— Problem statement —
Of the entries below, copy only those lines that contain the word "marketing".

==== Source material ====

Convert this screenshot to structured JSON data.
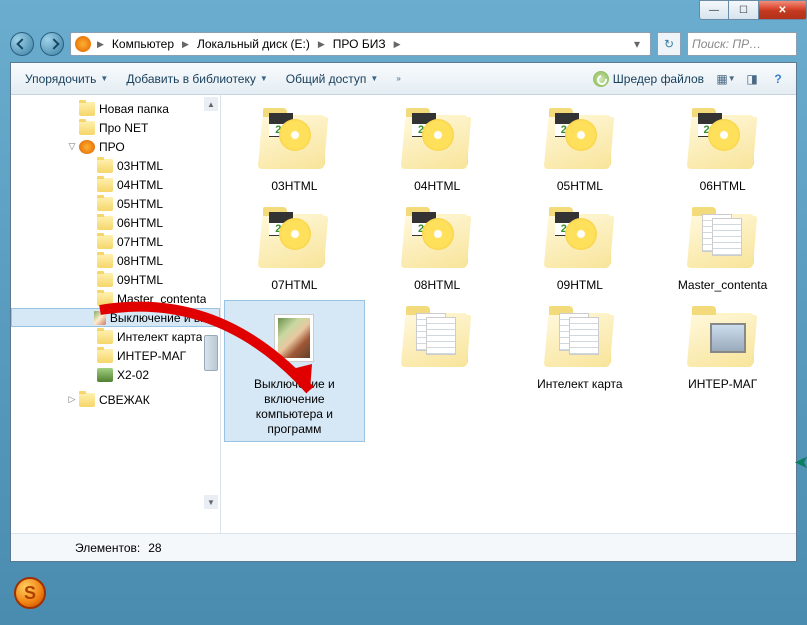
{
  "window": {
    "min_icon": "—",
    "max_icon": "☐",
    "close_icon": "✕"
  },
  "breadcrumb": {
    "segments": [
      "Компьютер",
      "Локальный диск (E:)",
      "ПРО БИЗ"
    ]
  },
  "search": {
    "placeholder": "Поиск: ПР…"
  },
  "toolbar": {
    "organize": "Упорядочить",
    "library": "Добавить в библиотеку",
    "share": "Общий доступ",
    "shredder": "Шредер файлов"
  },
  "tree": {
    "items": [
      {
        "label": "Новая папка",
        "indent": 2,
        "icon": "folder"
      },
      {
        "label": "Про NET",
        "indent": 2,
        "icon": "folder"
      },
      {
        "label": "ПРО",
        "indent": 2,
        "icon": "redball",
        "exp": "�崎"
      },
      {
        "label": "03HTML",
        "indent": 3,
        "icon": "folder"
      },
      {
        "label": "04HTML",
        "indent": 3,
        "icon": "folder"
      },
      {
        "label": "05HTML",
        "indent": 3,
        "icon": "folder"
      },
      {
        "label": "06HTML",
        "indent": 3,
        "icon": "folder"
      },
      {
        "label": "07HTML",
        "indent": 3,
        "icon": "folder"
      },
      {
        "label": "08HTML",
        "indent": 3,
        "icon": "folder"
      },
      {
        "label": "09HTML",
        "indent": 3,
        "icon": "folder"
      },
      {
        "label": "Master_contenta",
        "indent": 3,
        "icon": "folder"
      },
      {
        "label": "Выключение и включение",
        "indent": 3,
        "icon": "pic",
        "selected": true
      },
      {
        "label": "Интелект карта",
        "indent": 3,
        "icon": "folder"
      },
      {
        "label": "ИНТЕР-МАГ",
        "indent": 3,
        "icon": "folder"
      },
      {
        "label": "X2-02",
        "indent": 3,
        "icon": "greenapp"
      },
      {
        "label": "СВЕЖАК",
        "indent": 2,
        "icon": "folder",
        "exp": "▷",
        "sepBefore": true
      }
    ]
  },
  "grid": {
    "items": [
      {
        "label": "03HTML",
        "kind": "disk"
      },
      {
        "label": "04HTML",
        "kind": "disk"
      },
      {
        "label": "05HTML",
        "kind": "disk"
      },
      {
        "label": "06HTML",
        "kind": "disk"
      },
      {
        "label": "07HTML",
        "kind": "disk"
      },
      {
        "label": "08HTML",
        "kind": "disk"
      },
      {
        "label": "09HTML",
        "kind": "disk"
      },
      {
        "label": "Master_contenta",
        "kind": "paper"
      },
      {
        "label": "Выключение и включение компьютера и программ",
        "kind": "portrait",
        "selected": true
      },
      {
        "label": "",
        "kind": "paper"
      },
      {
        "label": "Интелект карта",
        "kind": "paper"
      },
      {
        "label": "ИНТЕР-МАГ",
        "kind": "screen"
      }
    ]
  },
  "status": {
    "count_label": "Элементов:",
    "count_value": "28"
  }
}
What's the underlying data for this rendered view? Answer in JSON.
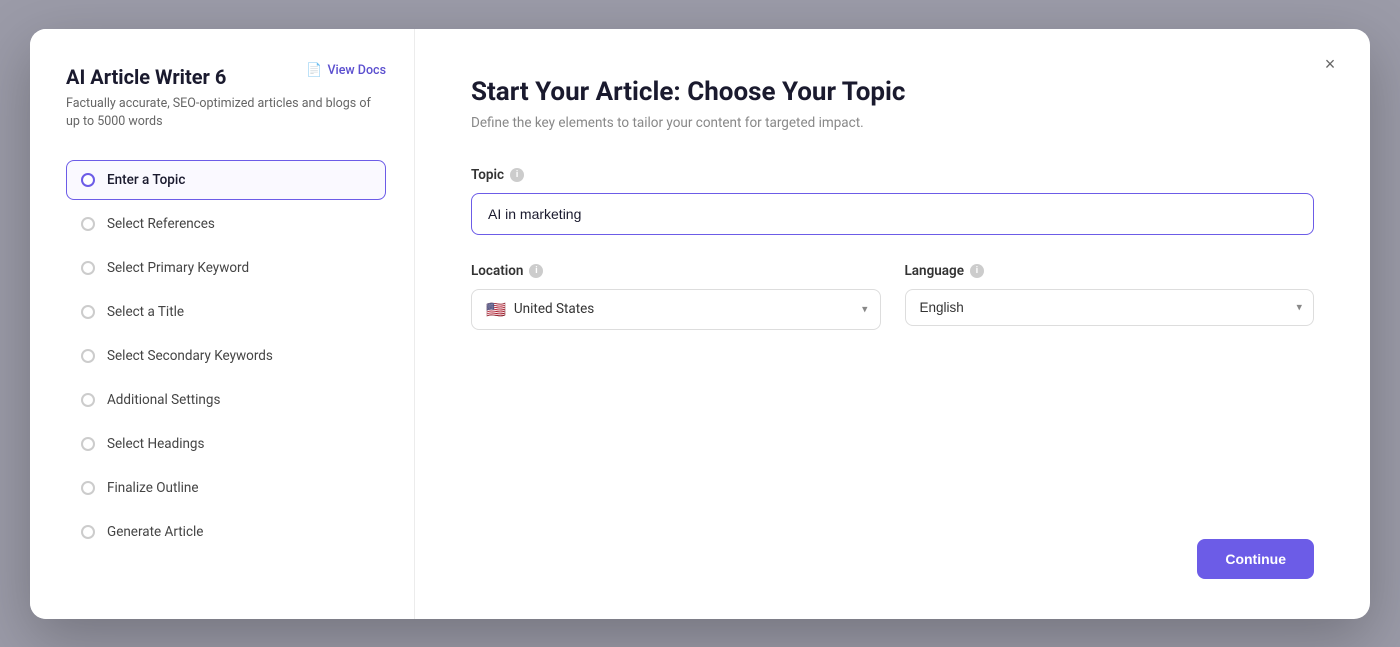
{
  "modal": {
    "close_label": "×"
  },
  "left_panel": {
    "title": "AI Article Writer 6",
    "subtitle": "Factually accurate, SEO-optimized articles and blogs of up to 5000 words",
    "view_docs_label": "View Docs",
    "steps": [
      {
        "id": "enter-topic",
        "label": "Enter a Topic",
        "active": true
      },
      {
        "id": "select-references",
        "label": "Select References",
        "active": false
      },
      {
        "id": "select-primary-keyword",
        "label": "Select Primary Keyword",
        "active": false
      },
      {
        "id": "select-title",
        "label": "Select a Title",
        "active": false
      },
      {
        "id": "select-secondary-keywords",
        "label": "Select Secondary Keywords",
        "active": false
      },
      {
        "id": "additional-settings",
        "label": "Additional Settings",
        "active": false
      },
      {
        "id": "select-headings",
        "label": "Select Headings",
        "active": false
      },
      {
        "id": "finalize-outline",
        "label": "Finalize Outline",
        "active": false
      },
      {
        "id": "generate-article",
        "label": "Generate Article",
        "active": false
      }
    ]
  },
  "right_panel": {
    "main_title": "Start Your Article: Choose Your Topic",
    "main_subtitle": "Define the key elements to tailor your content for targeted impact.",
    "topic_label": "Topic",
    "topic_value": "AI in marketing",
    "topic_placeholder": "AI in marketing",
    "location_label": "Location",
    "location_value": "United States",
    "language_label": "Language",
    "language_value": "English",
    "continue_label": "Continue"
  }
}
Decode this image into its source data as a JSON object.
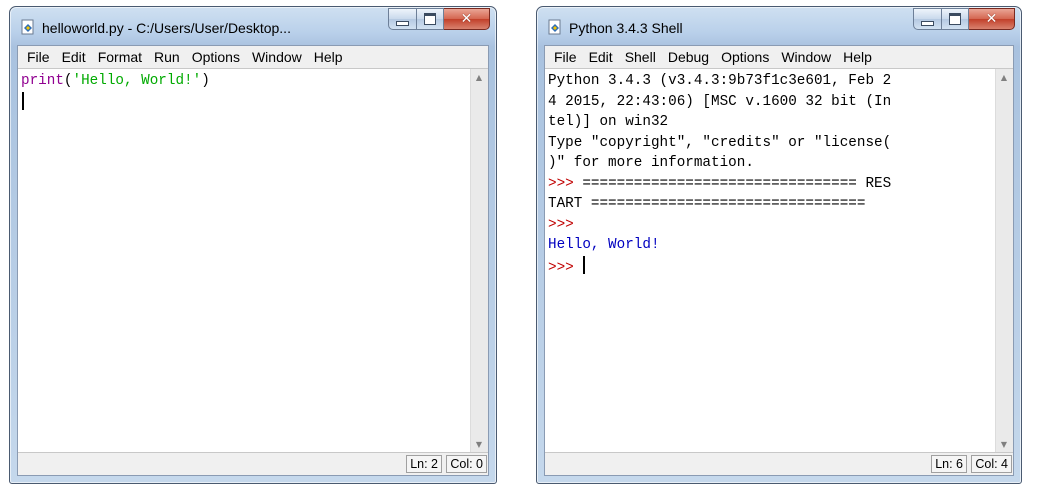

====

— Your solution —
    "topic_value": "AI in marketing",
    "topic_placeholder": "AI in marketing",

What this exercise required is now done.